**ENTRIES PROVIDED:**
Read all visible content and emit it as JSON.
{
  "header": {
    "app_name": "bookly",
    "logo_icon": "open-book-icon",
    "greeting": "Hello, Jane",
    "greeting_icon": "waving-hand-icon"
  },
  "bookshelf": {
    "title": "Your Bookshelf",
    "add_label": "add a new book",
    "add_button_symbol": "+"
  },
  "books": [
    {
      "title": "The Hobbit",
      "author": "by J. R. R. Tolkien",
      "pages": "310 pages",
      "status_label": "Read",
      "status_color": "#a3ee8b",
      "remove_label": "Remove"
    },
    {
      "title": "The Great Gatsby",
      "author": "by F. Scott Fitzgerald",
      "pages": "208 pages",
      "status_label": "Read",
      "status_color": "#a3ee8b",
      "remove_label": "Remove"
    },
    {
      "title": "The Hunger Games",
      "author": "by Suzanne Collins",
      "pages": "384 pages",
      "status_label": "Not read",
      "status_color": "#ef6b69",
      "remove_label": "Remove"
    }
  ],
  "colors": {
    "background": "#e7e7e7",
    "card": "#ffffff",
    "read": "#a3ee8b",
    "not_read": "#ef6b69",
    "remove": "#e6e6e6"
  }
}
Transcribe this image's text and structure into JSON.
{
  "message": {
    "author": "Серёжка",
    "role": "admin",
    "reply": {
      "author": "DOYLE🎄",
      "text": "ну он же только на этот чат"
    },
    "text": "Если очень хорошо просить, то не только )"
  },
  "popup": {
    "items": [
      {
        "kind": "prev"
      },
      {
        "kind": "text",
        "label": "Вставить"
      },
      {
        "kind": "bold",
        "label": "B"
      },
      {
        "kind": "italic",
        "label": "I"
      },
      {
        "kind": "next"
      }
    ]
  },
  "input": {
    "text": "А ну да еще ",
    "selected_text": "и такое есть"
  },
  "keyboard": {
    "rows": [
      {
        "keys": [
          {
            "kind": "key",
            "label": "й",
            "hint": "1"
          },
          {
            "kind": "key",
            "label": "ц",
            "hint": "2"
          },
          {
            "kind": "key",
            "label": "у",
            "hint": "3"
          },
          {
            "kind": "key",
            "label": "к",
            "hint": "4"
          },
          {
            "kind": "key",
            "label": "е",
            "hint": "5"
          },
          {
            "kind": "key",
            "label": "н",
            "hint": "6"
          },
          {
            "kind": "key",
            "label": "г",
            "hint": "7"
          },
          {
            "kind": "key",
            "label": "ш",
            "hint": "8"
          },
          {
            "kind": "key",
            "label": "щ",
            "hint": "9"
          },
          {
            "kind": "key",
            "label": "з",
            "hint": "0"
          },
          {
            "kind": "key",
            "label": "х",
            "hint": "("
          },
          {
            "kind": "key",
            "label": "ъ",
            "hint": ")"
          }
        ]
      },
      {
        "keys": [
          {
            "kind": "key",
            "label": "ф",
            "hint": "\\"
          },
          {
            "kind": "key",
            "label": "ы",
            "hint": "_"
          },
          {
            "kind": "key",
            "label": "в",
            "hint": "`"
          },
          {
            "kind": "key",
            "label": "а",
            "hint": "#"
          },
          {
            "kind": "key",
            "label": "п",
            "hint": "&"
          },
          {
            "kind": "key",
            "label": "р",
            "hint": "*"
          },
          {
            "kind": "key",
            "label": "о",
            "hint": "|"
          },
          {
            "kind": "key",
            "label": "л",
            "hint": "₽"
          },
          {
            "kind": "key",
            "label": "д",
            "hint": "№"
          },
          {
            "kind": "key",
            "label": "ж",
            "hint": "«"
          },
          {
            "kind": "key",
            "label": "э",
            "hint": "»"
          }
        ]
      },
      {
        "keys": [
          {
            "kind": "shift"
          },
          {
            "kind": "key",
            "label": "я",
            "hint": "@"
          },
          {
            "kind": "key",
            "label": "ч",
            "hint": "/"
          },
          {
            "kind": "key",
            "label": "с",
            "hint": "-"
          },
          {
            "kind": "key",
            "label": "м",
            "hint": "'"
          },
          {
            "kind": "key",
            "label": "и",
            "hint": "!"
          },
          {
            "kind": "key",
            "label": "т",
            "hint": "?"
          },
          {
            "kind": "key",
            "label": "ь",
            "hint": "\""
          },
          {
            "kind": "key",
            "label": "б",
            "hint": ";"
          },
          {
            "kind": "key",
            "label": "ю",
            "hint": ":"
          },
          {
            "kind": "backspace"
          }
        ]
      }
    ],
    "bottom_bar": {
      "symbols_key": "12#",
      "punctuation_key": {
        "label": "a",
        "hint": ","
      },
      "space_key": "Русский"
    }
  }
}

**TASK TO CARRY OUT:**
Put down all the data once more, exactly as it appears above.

**RESPONSE:**
Read all visible content and emit it as JSON.
{
  "header": {
    "app_name": "bookly",
    "logo_icon": "open-book-icon",
    "greeting": "Hello, Jane",
    "greeting_icon": "waving-hand-icon"
  },
  "bookshelf": {
    "title": "Your Bookshelf",
    "add_label": "add a new book",
    "add_button_symbol": "+"
  },
  "books": [
    {
      "title": "The Hobbit",
      "author": "by J. R. R. Tolkien",
      "pages": "310 pages",
      "status_label": "Read",
      "status_color": "#a3ee8b",
      "remove_label": "Remove"
    },
    {
      "title": "The Great Gatsby",
      "author": "by F. Scott Fitzgerald",
      "pages": "208 pages",
      "status_label": "Read",
      "status_color": "#a3ee8b",
      "remove_label": "Remove"
    },
    {
      "title": "The Hunger Games",
      "author": "by Suzanne Collins",
      "pages": "384 pages",
      "status_label": "Not read",
      "status_color": "#ef6b69",
      "remove_label": "Remove"
    }
  ],
  "colors": {
    "background": "#e7e7e7",
    "card": "#ffffff",
    "read": "#a3ee8b",
    "not_read": "#ef6b69",
    "remove": "#e6e6e6"
  }
}
Transcribe this image's text and structure into JSON.
{
  "message": {
    "author": "Серёжка",
    "role": "admin",
    "reply": {
      "author": "DOYLE🎄",
      "text": "ну он же только на этот чат"
    },
    "text": "Если очень хорошо просить, то не только )"
  },
  "popup": {
    "items": [
      {
        "kind": "prev"
      },
      {
        "kind": "text",
        "label": "Вставить"
      },
      {
        "kind": "bold",
        "label": "B"
      },
      {
        "kind": "italic",
        "label": "I"
      },
      {
        "kind": "next"
      }
    ]
  },
  "input": {
    "text": "А ну да еще ",
    "selected_text": "и такое есть"
  },
  "keyboard": {
    "rows": [
      {
        "keys": [
          {
            "kind": "key",
            "label": "й",
            "hint": "1"
          },
          {
            "kind": "key",
            "label": "ц",
            "hint": "2"
          },
          {
            "kind": "key",
            "label": "у",
            "hint": "3"
          },
          {
            "kind": "key",
            "label": "к",
            "hint": "4"
          },
          {
            "kind": "key",
            "label": "е",
            "hint": "5"
          },
          {
            "kind": "key",
            "label": "н",
            "hint": "6"
          },
          {
            "kind": "key",
            "label": "г",
            "hint": "7"
          },
          {
            "kind": "key",
            "label": "ш",
            "hint": "8"
          },
          {
            "kind": "key",
            "label": "щ",
            "hint": "9"
          },
          {
            "kind": "key",
            "label": "з",
            "hint": "0"
          },
          {
            "kind": "key",
            "label": "х",
            "hint": "("
          },
          {
            "kind": "key",
            "label": "ъ",
            "hint": ")"
          }
        ]
      },
      {
        "keys": [
          {
            "kind": "key",
            "label": "ф",
            "hint": "\\"
          },
          {
            "kind": "key",
            "label": "ы",
            "hint": "_"
          },
          {
            "kind": "key",
            "label": "в",
            "hint": "`"
          },
          {
            "kind": "key",
            "label": "а",
            "hint": "#"
          },
          {
            "kind": "key",
            "label": "п",
            "hint": "&"
          },
          {
            "kind": "key",
            "label": "р",
            "hint": "*"
          },
          {
            "kind": "key",
            "label": "о",
            "hint": "|"
          },
          {
            "kind": "key",
            "label": "л",
            "hint": "₽"
          },
          {
            "kind": "key",
            "label": "д",
            "hint": "№"
          },
          {
            "kind": "key",
            "label": "ж",
            "hint": "«"
          },
          {
            "kind": "key",
            "label": "э",
            "hint": "»"
          }
        ]
      },
      {
        "keys": [
          {
            "kind": "shift"
          },
          {
            "kind": "key",
            "label": "я",
            "hint": "@"
          },
          {
            "kind": "key",
            "label": "ч",
            "hint": "/"
          },
          {
            "kind": "key",
            "label": "с",
            "hint": "-"
          },
          {
            "kind": "key",
            "label": "м",
            "hint": "'"
          },
          {
            "kind": "key",
            "label": "и",
            "hint": "!"
          },
          {
            "kind": "key",
            "label": "т",
            "hint": "?"
          },
          {
            "kind": "key",
            "label": "ь",
            "hint": "\""
          },
          {
            "kind": "key",
            "label": "б",
            "hint": ";"
          },
          {
            "kind": "key",
            "label": "ю",
            "hint": ":"
          },
          {
            "kind": "backspace"
          }
        ]
      }
    ],
    "bottom_bar": {
      "symbols_key": "12#",
      "punctuation_key": {
        "label": "a",
        "hint": ","
      },
      "space_key": "Русский"
    }
  }
}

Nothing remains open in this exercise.